Lesson learned: in snowy years, tap trees at snow level, as it makes the gathering so much easier.

Most guests to our New Hampshire Maple Experience programs ask if taking sap out of the trees hurts them. The short answer is NO. If trees are tapped responsibly, removing the sap does not harm the trees. (As a general rule a tree should be at least 10 inches in diameter before it’s tapped. Trees between 20 and 25 inches can support two taps. Trees over 25 inches in diameter can handle a maximum of three taps. You should also be sure not to tap a tree too close to tap holes from previous years – at least two feet directly above or below old holes or at least six inches to the side.)

When a tree is tapped, the tree actually walls off the hole so that bacteria cannot get in. After the hole is walled off, sap will also not flow out of the hole.

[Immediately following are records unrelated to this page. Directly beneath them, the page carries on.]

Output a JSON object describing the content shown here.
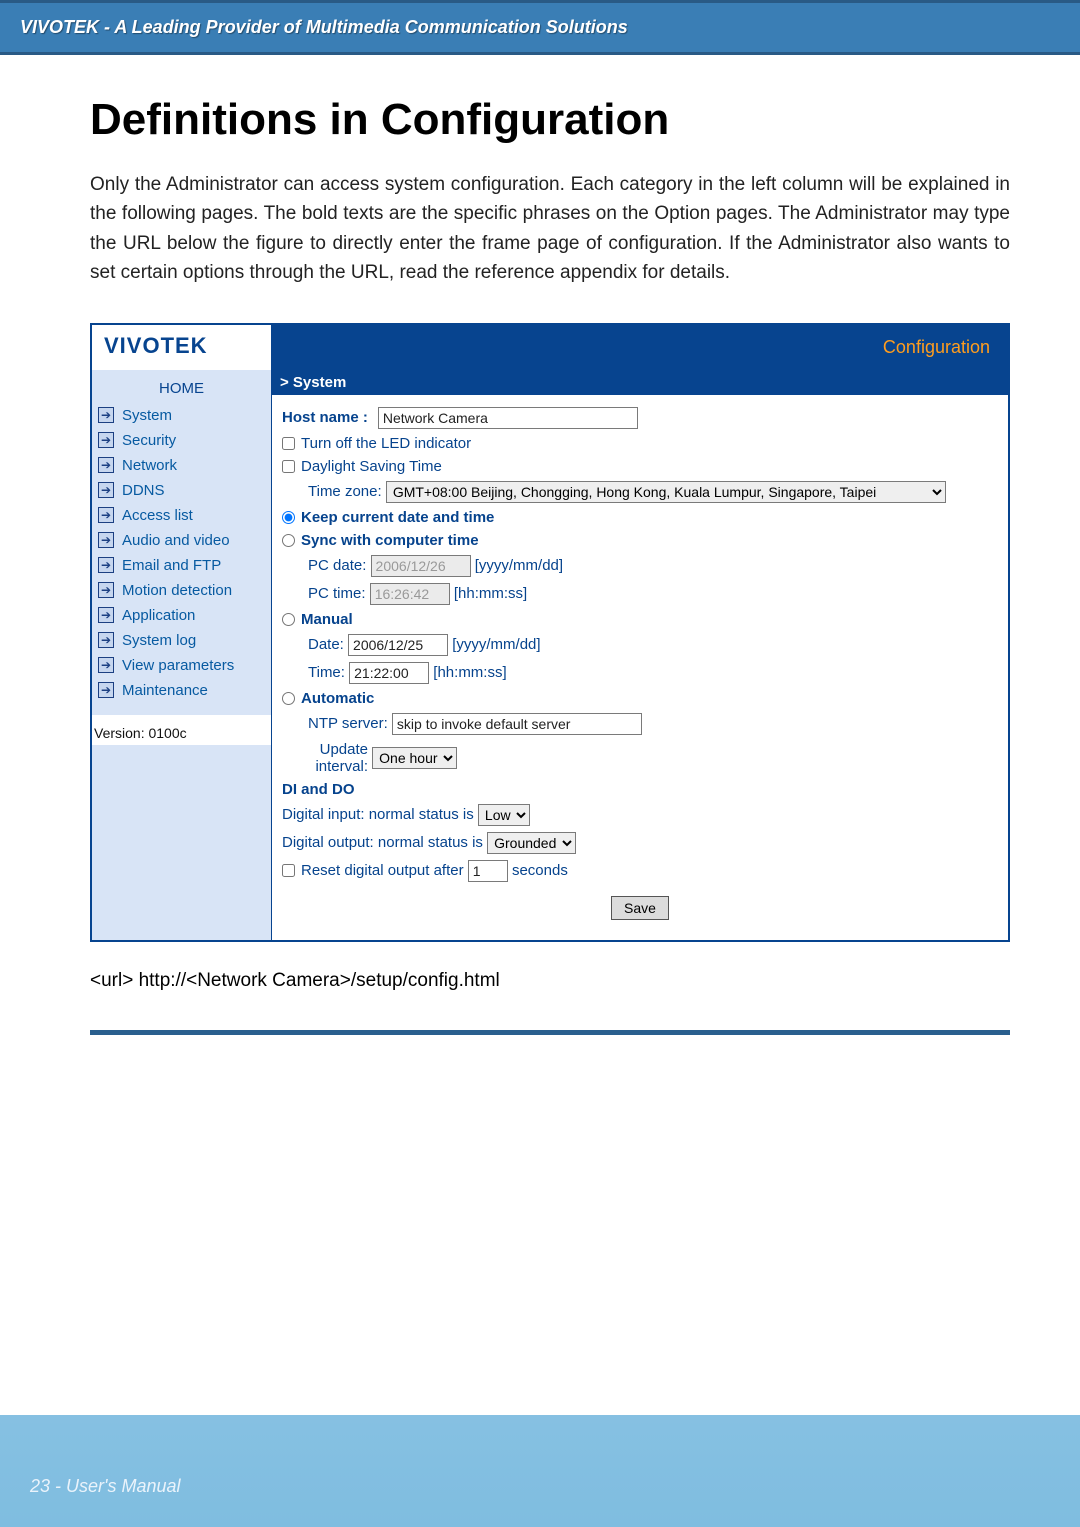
{
  "header": {
    "tagline": "VIVOTEK - A Leading Provider of Multimedia Communication Solutions"
  },
  "title": "Definitions in Configuration",
  "intro": "Only the Administrator can access system configuration. Each category in the left column will be explained in the following pages. The bold texts are the specific phrases on the Option pages. The Administrator may type the URL below the figure to directly enter the frame page of configuration. If the Administrator also wants to set certain options through the URL, read the reference appendix for details.",
  "config": {
    "logo": "VIVOTEK",
    "title": "Configuration",
    "sidebar": {
      "home": "HOME",
      "items": [
        {
          "label": "System"
        },
        {
          "label": "Security"
        },
        {
          "label": "Network"
        },
        {
          "label": "DDNS"
        },
        {
          "label": "Access list"
        },
        {
          "label": "Audio and video"
        },
        {
          "label": "Email and FTP"
        },
        {
          "label": "Motion detection"
        },
        {
          "label": "Application"
        },
        {
          "label": "System log"
        },
        {
          "label": "View parameters"
        },
        {
          "label": "Maintenance"
        }
      ],
      "version": "Version: 0100c"
    },
    "system": {
      "section": "> System",
      "host_name_label": "Host name :",
      "host_name_value": "Network Camera",
      "turn_off_led": "Turn off the LED indicator",
      "daylight": "Daylight Saving Time",
      "time_zone_label": "Time zone:",
      "time_zone_value": "GMT+08:00 Beijing, Chongging, Hong Kong, Kuala Lumpur, Singapore, Taipei",
      "keep_current": "Keep current date and time",
      "sync_computer": "Sync with computer time",
      "pc_date_label": "PC date:",
      "pc_date_value": "2006/12/26",
      "pc_date_hint": "[yyyy/mm/dd]",
      "pc_time_label": "PC time:",
      "pc_time_value": "16:26:42",
      "pc_time_hint": "[hh:mm:ss]",
      "manual": "Manual",
      "manual_date_label": "Date:",
      "manual_date_value": "2006/12/25",
      "manual_date_hint": "[yyyy/mm/dd]",
      "manual_time_label": "Time:",
      "manual_time_value": "21:22:00",
      "manual_time_hint": "[hh:mm:ss]",
      "automatic": "Automatic",
      "ntp_label": "NTP server:",
      "ntp_value": "skip to invoke default server",
      "update_interval_label": "Update interval:",
      "update_interval_value": "One hour",
      "di_do": "DI and DO",
      "di_label": "Digital input: normal status is",
      "di_value": "Low",
      "do_label": "Digital output: normal status is",
      "do_value": "Grounded",
      "reset_label": "Reset digital output after",
      "reset_value": "1",
      "reset_unit": "seconds",
      "save": "Save"
    }
  },
  "url_line": "<url> http://<Network Camera>/setup/config.html",
  "footer": "23 - User's Manual"
}
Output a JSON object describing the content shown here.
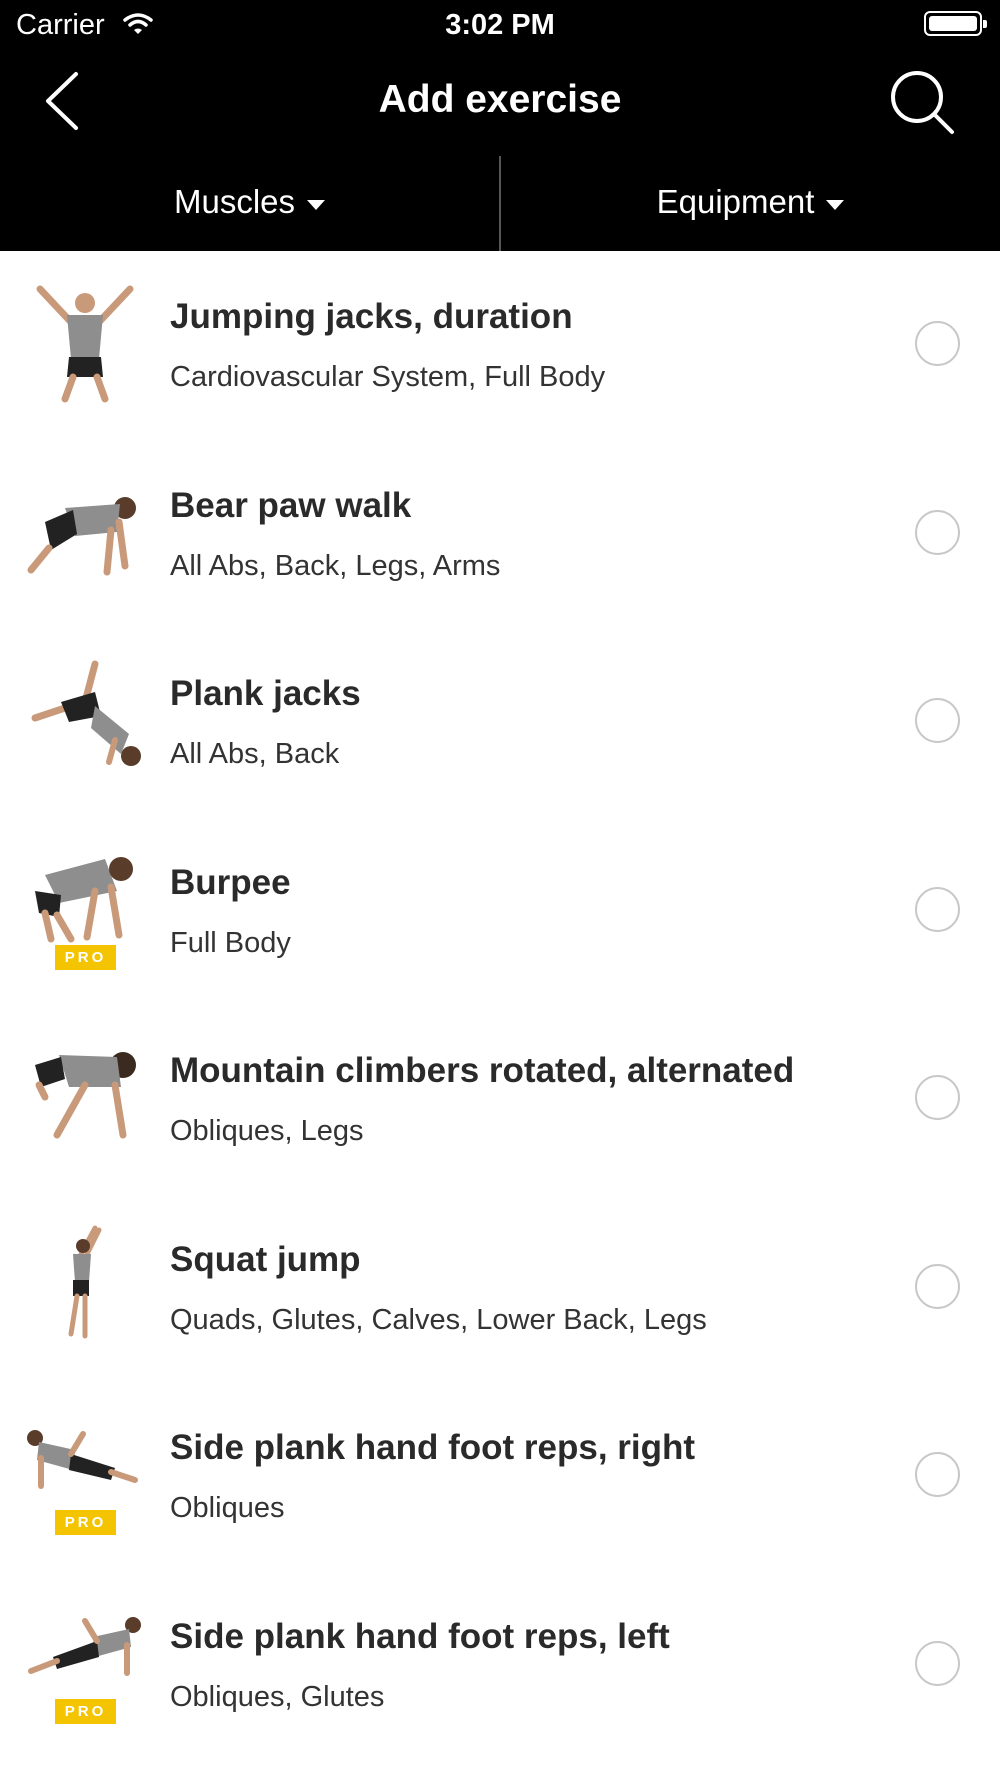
{
  "status": {
    "carrier": "Carrier",
    "time": "3:02 PM"
  },
  "nav": {
    "title": "Add exercise",
    "back_icon": "chevron-left-icon",
    "search_icon": "search-icon"
  },
  "filters": {
    "muscles": "Muscles",
    "equipment": "Equipment"
  },
  "pro_label": "PRO",
  "exercises": [
    {
      "name": "Jumping jacks, duration",
      "muscles": "Cardiovascular System, Full Body",
      "pro": false
    },
    {
      "name": "Bear paw walk",
      "muscles": "All Abs, Back, Legs, Arms",
      "pro": false
    },
    {
      "name": "Plank jacks",
      "muscles": "All Abs, Back",
      "pro": false
    },
    {
      "name": "Burpee",
      "muscles": "Full Body",
      "pro": true
    },
    {
      "name": "Mountain climbers rotated, alternated",
      "muscles": "Obliques, Legs",
      "pro": false
    },
    {
      "name": "Squat jump",
      "muscles": "Quads, Glutes, Calves, Lower Back, Legs",
      "pro": false
    },
    {
      "name": "Side plank hand foot reps, right",
      "muscles": "Obliques",
      "pro": true
    },
    {
      "name": "Side plank hand foot reps, left",
      "muscles": "Obliques, Glutes",
      "pro": true
    }
  ],
  "colors": {
    "bar": "#000000",
    "pro_badge": "#f5c400",
    "radio_border": "#c8c8c8"
  }
}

That’s why it’s crucial to time tapping just right. If a sugar maker taps too early, the hole may "dry out" before the sap has much chance to run. Too late, and you’ll miss the first sap runs of the season.

Many modern sugar makers now use plastic tubing, rather than metal buckets, to collect the sap. The tubing provides a bit more leeway in the timing of tapping, as bacteria has a hard time getting into this system and the tap holes don't dry out as quickly.

To see a demonstration of tree tapping, check out our video of the process, filmed at The Rocks Estate.